President Obama is being ridiculed for the extravagance of his trip to Asia. A report from India that Obama’s trip will cost $200 million a day for two days in India is implausible and baseless. However, the White House will not say what the actual price tag nor, to my knowledge, has it denied that he be will accompanied by an enormous entourage the accommodation of which will be hugely expensive.
Instead, the administration’s talking point is that presidential trips abroad are always expensive. That’s true. But Obama seems to be taking things to a new level. After his 2009 trip to Moscow, I wrote:
My sources [in Russia] were amused by the flotilla of Air Force jets that brought Obama and his entourage to Moscow. They were also taken with the fact that Obama and his crew took over the Ritz Carlton hotel, where rooms start at around $1,200 per night and the presidential suite goes for $13,000. The Marriott had been good enough for Presidents Clinton and Bush. Rooms there — described as similar to Marriott rooms in the U.S. — can be had for around $350.
But about the substance of the Asia trip? Obama is spinning it as a job creation vehicle, and that’s understandable given the state of our economy and the criticism of the trip’s cost. But I believe that the primary reason for the visit is, and should be, diplomacy.

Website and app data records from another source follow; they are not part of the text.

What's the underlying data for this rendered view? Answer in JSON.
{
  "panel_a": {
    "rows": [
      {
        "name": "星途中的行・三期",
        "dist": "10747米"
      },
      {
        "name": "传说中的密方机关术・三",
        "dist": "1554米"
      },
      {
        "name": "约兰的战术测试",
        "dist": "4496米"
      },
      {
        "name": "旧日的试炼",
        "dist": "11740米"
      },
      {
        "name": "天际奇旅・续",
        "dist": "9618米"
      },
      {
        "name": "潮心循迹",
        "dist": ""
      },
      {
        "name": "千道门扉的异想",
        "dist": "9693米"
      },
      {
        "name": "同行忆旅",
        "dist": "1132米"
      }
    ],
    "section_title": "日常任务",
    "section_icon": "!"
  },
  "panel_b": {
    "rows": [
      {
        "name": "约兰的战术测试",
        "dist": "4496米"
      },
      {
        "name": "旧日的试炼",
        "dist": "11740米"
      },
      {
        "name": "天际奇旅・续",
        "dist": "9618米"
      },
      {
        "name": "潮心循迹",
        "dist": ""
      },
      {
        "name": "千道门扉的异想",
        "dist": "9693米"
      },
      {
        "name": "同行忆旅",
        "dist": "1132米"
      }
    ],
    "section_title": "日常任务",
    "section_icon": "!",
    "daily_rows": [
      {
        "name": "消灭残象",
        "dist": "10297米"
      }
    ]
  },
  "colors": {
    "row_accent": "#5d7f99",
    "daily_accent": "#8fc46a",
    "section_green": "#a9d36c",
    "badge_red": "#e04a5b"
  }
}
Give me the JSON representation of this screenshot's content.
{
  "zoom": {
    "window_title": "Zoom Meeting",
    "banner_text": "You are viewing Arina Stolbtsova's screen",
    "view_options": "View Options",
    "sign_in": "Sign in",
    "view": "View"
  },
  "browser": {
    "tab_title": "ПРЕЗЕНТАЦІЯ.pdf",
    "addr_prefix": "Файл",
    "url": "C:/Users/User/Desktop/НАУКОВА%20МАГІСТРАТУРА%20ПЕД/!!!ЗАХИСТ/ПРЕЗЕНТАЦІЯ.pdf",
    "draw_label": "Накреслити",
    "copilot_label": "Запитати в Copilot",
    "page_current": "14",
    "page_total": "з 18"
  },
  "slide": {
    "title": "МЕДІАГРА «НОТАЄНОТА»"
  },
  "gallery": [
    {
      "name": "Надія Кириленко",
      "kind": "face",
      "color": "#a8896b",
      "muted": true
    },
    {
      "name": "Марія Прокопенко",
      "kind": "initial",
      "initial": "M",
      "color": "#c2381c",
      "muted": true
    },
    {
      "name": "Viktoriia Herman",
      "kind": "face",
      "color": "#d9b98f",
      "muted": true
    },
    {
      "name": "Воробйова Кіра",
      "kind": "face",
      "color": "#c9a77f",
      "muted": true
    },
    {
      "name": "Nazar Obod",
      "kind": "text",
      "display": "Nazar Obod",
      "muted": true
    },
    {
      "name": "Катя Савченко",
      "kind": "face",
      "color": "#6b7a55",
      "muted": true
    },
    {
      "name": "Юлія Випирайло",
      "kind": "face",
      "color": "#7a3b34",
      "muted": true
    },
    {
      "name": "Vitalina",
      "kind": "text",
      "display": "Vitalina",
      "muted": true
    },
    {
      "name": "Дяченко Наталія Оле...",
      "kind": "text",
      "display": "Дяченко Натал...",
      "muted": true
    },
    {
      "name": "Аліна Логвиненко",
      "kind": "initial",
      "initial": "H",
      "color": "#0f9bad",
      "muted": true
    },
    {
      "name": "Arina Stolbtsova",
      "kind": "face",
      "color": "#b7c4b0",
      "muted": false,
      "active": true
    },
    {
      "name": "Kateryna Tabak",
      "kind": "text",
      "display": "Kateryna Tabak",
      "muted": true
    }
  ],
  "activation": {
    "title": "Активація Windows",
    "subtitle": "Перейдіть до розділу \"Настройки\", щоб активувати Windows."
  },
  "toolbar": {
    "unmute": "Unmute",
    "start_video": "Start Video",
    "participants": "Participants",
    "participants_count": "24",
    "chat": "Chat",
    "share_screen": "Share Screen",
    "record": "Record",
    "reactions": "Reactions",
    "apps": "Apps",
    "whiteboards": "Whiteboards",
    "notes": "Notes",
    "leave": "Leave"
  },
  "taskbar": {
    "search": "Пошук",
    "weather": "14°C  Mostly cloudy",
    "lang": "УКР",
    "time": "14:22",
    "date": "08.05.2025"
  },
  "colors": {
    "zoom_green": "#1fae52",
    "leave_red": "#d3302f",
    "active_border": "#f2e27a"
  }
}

And the apparent diplomatic calculus of this trip makes sense. As Fareed Zakaria explains, recent Chinese behavior, especially towards Japan, has hastened the inevitable desire of Asian states to see the U.S. serve as a counter-balance to China. Until now, however, Obama has been fixated on the U.S. relationship with the Chinese. He has held what the Washington Post calls a record number of meetings with China’s leader, while essentially ignoring India, for example.
This visit kicks off in India, where Obama will spend three days. That’s a signal that Obama is shifting considerable focus to India, in line with President Bush’s approach. Reports that, in Indonesia, Obama plans to deliver a speech, one of whose themes will be democracy, also suggest a policy more in line with Bush’s.

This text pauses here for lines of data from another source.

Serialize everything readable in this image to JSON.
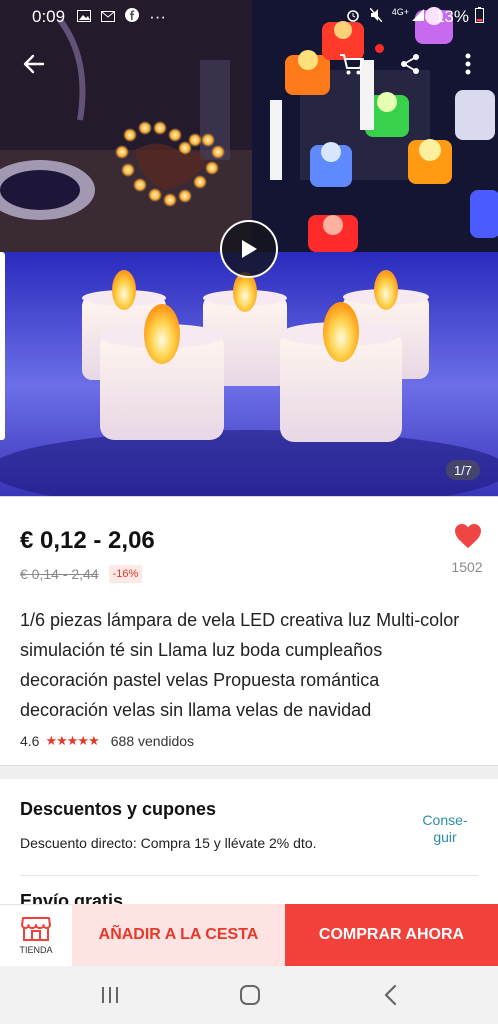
{
  "status_bar": {
    "time": "0:09",
    "notif_icons": [
      "gallery-icon",
      "gmail-icon",
      "facebook-icon"
    ],
    "more_notifs": "···",
    "network": "4G+",
    "battery": "13%"
  },
  "gallery": {
    "counter": "1/7",
    "has_video": true
  },
  "product": {
    "price": "€ 0,12 - 2,06",
    "old_price": "€ 0,14 - 2,44",
    "discount": "-16%",
    "favorites": "1502",
    "title": "1/6 piezas lámpara de vela LED creativa luz Multi-color simulación té sin Llama luz boda cumpleaños decoración pastel velas Propuesta romántica decoración velas sin llama velas de navidad",
    "rating": "4.6",
    "stars_display": "★★★★★",
    "sold": "688 vendidos"
  },
  "discounts": {
    "title": "Descuentos y cupones",
    "text": "Descuento directo: Compra 15 y llévate 2% dto.",
    "link_line1": "Conse-",
    "link_line2": "guir",
    "next_section": "Envío gratis"
  },
  "actions": {
    "store_label": "TIENDA",
    "add_to_cart": "AÑADIR A LA CESTA",
    "buy_now": "COMPRAR AHORA"
  },
  "colors": {
    "accent": "#f2413a",
    "accent_light": "#fde4e2",
    "link": "#2b8fa8",
    "heart": "#f04545"
  }
}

Obama’s focus on India also has implications for U.S. relations with Pakistan. The president will spend three days in India, while bypassing Pakistan altogether. In recent years, by contrast, American presidents have typically coupled visits to India with at least a brief stop in Pakistan.

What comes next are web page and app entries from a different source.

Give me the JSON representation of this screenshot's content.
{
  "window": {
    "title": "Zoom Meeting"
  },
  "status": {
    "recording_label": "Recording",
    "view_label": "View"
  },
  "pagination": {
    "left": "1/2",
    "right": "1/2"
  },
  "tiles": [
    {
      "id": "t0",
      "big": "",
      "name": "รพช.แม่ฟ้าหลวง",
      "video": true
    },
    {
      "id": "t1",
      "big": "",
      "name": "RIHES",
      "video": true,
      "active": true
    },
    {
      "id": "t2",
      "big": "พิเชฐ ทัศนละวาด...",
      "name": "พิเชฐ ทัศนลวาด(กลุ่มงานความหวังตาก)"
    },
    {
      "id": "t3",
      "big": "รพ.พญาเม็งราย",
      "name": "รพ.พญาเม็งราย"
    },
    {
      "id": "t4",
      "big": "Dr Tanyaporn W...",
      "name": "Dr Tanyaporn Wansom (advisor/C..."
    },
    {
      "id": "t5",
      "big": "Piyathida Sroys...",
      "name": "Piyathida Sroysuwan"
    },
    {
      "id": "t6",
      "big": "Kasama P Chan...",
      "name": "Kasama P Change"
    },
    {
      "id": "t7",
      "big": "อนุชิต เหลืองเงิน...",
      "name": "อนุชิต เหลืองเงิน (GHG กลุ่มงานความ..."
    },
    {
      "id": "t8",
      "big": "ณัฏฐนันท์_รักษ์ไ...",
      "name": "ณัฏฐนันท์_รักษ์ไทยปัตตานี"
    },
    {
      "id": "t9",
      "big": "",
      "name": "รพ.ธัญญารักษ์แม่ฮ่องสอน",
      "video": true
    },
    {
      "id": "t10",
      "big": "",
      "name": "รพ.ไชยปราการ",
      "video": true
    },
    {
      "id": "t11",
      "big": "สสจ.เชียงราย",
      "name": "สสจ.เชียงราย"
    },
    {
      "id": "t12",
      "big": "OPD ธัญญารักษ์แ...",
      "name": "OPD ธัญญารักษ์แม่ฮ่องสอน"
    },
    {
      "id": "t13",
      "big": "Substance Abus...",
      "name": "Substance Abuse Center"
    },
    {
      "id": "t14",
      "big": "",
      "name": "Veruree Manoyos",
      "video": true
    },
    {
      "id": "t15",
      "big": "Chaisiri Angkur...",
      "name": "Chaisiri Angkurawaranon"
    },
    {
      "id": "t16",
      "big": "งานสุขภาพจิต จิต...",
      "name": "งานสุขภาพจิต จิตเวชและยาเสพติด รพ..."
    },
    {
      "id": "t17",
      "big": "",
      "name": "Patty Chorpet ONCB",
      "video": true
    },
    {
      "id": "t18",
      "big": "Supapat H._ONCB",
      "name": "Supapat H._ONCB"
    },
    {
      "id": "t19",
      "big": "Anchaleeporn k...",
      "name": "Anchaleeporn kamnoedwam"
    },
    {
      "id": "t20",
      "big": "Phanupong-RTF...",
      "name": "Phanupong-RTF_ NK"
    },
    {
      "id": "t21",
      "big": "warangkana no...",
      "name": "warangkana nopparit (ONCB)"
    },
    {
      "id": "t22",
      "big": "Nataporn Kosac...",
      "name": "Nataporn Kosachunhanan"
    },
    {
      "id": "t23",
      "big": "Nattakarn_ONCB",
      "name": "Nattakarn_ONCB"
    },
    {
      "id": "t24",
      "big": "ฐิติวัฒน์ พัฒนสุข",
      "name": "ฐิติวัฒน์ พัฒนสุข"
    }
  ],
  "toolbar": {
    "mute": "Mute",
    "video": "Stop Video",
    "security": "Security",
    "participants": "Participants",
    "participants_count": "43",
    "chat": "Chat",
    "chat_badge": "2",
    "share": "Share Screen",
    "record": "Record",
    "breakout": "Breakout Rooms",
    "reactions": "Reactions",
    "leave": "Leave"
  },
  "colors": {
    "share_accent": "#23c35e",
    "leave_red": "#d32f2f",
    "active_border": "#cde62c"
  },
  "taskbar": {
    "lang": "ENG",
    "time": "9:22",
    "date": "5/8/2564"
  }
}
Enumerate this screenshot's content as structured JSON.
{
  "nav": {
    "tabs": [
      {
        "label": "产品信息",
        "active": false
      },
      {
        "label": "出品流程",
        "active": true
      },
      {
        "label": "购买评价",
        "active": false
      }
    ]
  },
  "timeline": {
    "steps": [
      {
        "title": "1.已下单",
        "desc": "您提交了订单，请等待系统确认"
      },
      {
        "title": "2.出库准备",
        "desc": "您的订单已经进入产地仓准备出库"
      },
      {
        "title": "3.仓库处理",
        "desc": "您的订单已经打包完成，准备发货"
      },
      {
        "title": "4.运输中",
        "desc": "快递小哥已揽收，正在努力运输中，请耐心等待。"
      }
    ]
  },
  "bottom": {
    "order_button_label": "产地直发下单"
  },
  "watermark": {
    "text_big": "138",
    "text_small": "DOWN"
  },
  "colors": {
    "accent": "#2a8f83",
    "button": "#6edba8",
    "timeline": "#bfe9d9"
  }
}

Pakistan’s leaders reportedly are not amused. But given Pakistan’s sorry performance in dealing with radical Islamic insurgents, you can make the case that the U.S. should not be trying to amuse its leaders right now. Perhaps the message should instead be that our patience has limits and that our friendship must be earned.
The question, though, is whether Obama has it in him to stand by the policy implications of the itinerary of this trip. If China shows its displeasure with Obama’s seeming new direction, will Obama kow-tow? If Pakistan’s leaders react with passive-aggression to Obama’s new-found interest in closer relations with India, will Obama tilt back away from India?
In these sorts of matters, I often find it useful to ask what George W. Bush would do, and then assume Obama will do the opposite. For this reason, among others, I suspect that the answer to both questions in the previous paragraph is: yes.